Show all lines from the records below in which the string "Basket" is present.

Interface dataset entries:

_ _ _

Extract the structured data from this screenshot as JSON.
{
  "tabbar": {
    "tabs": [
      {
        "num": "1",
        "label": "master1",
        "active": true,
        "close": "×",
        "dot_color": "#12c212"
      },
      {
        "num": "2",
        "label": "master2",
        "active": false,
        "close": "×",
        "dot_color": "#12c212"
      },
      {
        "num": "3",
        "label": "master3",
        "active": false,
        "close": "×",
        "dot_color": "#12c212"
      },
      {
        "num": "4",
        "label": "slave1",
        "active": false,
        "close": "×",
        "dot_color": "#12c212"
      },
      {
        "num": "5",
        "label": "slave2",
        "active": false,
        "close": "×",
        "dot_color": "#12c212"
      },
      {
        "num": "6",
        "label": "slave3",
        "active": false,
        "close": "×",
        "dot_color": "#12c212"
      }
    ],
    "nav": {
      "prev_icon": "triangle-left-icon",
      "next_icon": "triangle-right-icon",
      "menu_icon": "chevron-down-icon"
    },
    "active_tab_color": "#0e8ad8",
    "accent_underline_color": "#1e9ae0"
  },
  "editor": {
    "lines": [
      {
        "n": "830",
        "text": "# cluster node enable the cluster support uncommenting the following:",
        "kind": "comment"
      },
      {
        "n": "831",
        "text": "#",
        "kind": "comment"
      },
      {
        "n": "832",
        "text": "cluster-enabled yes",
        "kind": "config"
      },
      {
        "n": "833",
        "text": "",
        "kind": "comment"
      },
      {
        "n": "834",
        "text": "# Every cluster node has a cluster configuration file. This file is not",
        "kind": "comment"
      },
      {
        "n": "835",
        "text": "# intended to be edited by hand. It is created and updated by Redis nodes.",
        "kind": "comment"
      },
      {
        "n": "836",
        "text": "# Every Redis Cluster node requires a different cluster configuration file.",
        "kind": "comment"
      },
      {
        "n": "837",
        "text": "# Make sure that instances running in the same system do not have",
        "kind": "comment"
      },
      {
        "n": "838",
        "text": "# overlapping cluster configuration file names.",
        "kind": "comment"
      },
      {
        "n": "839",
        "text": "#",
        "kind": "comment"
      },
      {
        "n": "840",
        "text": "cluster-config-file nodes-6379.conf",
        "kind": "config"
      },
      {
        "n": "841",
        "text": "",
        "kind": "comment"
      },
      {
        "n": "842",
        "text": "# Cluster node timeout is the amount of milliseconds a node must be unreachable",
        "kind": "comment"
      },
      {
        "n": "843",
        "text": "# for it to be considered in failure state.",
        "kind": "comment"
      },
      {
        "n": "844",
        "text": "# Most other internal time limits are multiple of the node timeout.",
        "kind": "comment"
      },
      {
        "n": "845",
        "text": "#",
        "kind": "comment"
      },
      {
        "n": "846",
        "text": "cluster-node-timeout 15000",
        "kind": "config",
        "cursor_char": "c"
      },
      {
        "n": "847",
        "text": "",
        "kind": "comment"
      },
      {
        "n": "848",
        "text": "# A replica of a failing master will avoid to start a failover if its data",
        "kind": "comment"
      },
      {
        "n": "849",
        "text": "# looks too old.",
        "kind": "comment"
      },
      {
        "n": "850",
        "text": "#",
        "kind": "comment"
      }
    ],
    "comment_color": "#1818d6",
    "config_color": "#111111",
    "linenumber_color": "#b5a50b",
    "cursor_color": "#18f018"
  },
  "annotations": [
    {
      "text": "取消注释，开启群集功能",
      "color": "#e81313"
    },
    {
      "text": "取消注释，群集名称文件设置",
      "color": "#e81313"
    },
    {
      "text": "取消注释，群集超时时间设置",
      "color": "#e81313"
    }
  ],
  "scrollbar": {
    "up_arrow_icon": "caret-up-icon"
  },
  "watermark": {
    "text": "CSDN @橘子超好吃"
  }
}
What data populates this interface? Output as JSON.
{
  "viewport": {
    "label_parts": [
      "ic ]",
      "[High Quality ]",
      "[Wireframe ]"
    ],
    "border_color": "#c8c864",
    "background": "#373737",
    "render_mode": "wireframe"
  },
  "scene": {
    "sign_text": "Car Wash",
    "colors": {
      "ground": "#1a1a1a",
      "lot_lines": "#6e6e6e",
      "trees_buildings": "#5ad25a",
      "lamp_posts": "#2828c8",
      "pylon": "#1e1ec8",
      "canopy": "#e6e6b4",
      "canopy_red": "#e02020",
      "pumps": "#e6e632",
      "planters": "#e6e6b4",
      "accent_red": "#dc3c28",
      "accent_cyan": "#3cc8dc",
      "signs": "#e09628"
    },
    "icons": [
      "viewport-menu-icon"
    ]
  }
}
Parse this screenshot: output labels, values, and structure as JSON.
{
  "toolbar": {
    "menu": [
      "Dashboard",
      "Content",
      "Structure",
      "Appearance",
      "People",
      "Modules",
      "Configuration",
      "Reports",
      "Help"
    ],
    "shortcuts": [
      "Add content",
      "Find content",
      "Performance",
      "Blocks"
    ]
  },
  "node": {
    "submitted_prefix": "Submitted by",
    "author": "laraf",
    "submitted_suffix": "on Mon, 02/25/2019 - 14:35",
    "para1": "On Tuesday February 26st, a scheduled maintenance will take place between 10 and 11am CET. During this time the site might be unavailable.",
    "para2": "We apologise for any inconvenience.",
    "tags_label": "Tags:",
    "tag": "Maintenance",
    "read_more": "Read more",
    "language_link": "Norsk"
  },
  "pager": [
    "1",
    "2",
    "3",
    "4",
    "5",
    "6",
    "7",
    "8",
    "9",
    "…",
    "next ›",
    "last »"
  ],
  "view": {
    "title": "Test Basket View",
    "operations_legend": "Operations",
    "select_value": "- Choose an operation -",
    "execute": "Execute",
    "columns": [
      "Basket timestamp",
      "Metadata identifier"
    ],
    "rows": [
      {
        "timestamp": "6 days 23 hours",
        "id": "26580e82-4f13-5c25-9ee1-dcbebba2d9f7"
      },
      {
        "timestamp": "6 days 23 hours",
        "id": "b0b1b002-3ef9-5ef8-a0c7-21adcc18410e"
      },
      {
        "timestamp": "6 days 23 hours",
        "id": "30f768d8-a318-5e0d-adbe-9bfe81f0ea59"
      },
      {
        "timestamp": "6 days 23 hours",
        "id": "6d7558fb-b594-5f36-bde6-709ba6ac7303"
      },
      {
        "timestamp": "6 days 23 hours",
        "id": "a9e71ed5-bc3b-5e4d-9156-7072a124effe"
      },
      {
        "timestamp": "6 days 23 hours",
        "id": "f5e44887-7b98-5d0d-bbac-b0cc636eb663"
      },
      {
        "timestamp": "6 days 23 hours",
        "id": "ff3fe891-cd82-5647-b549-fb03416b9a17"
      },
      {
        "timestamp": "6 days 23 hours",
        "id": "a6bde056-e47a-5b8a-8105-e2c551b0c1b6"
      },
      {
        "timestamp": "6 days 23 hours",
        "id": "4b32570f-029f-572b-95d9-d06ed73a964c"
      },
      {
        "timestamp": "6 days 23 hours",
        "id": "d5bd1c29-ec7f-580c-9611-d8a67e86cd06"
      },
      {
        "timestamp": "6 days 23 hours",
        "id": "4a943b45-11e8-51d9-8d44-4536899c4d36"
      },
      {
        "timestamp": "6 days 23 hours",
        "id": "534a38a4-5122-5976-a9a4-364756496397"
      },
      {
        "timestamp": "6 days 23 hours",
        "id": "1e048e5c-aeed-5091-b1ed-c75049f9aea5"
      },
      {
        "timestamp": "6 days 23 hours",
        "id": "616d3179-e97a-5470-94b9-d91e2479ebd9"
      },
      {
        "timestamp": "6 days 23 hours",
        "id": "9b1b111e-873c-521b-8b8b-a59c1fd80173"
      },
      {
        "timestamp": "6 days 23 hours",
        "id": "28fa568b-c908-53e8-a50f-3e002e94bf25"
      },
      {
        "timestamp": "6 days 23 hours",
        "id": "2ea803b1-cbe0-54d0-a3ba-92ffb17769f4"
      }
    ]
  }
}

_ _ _

WRITTEN ANSWER:
    "title": "Test Basket View",
      "Basket timestamp",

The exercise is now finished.